There are many proposed ways of how best to reduce the risk and delay the onset of dementia, but many of these techniques are often under researched to give conclusive results.
Last month, however, in a landmark study, researchers from the Committee on Preventing Dementia and Cognitive Impairment put forward their report on the best ways to delay the condition.
While studies that put forward ways to help delay dementia are not uncommon, this particular study, titled Preventing Cognitive Decline and Dementia: A Way Forward and published by The National Academies Press, has gained significantly more traction and esteem.
This is due to the fact that it is the first time that experts from the National Academies of Sciences, Engineering and Medicine have deemed the evidence strong enough to suggest delaying dementia may be possible.
The report states that it had found several interventions that can help slow cognitive decline and the onset of dementia. These include remaining physically active, engaging in cognitive training, and controlling one’s blood pressure.
In terms of cognitive training, the study states the best training is a good education and regular mental stimulation.
“There’s growing evidence that the ways in which your brain is challenged all through your life matter,” said Dr Kenneth Langa, a panel member and professor of internal medicine, gerontology and health management and policy at the University of Michigan School of Public Health.
While there is evidence that cognitive training can help delay dementia, the study stresses that it cannot prevent dementia or mild cognitive impairment entirely.
What researchers found concerning physical training is that the earlier consistent physical training is undertaken, the greater chances it can help delay dementia and slow cognitive decline.
“Prevention really needs to start in people who don’t show any sign of the disease — probably when people reach their 40s,” said Jeffrey Keller, director of the Institute for Dementia Research and Prevention at Louisiana State University.
The study suggests that a person should partake in approximately 20 minutes of physical activity a day, or 150 minutes a week.
Controlling your blood pressure
Unlike physical and cognitive training, managing one’s blood pressure was found to have the potential to prevent dementia alongside delaying it.
However, controlling blood pressure was not found to have an effect on age-related cognitive decline.
Mix it up
While these three techniques show promise, the study also stresses that these three should all be used together for the best results.
“If we think of Alzheimer’s as a multifactorial disease, it makes sense to reduce multiple risk factors simultaneously,” said Rong Zhang, associate professor of neurology and neurotherapeutics at University of Texas Southwestern Medical Center.

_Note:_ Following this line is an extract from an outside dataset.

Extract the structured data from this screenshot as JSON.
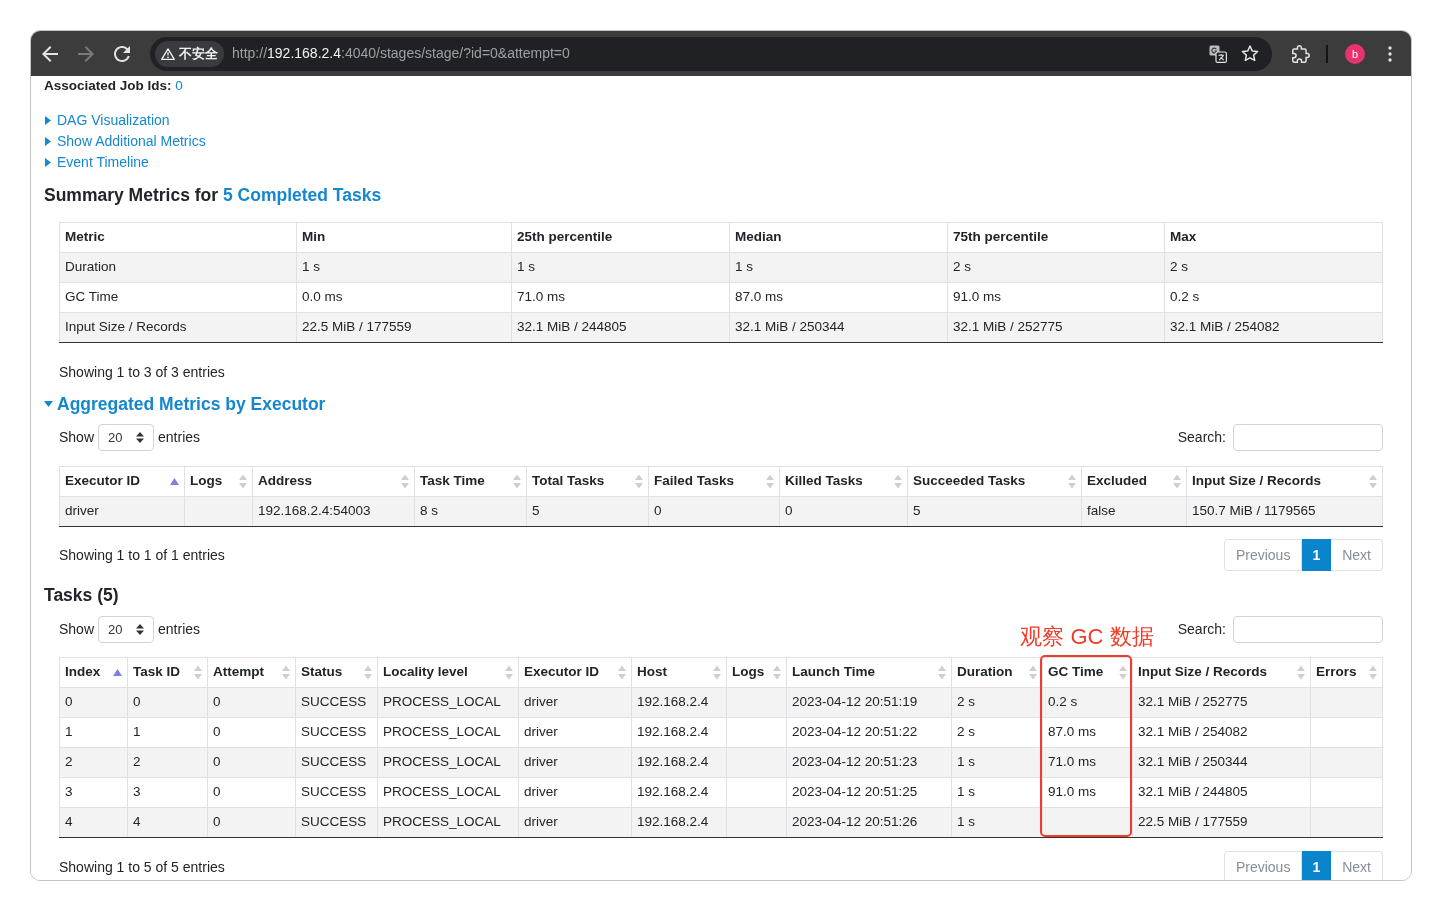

“The brain is complicated and its response to interventions is complex,” Langa said.
“Therefore, the more strategies that you use to try to improve the brain’s health long term, the more likely they’re going to work.”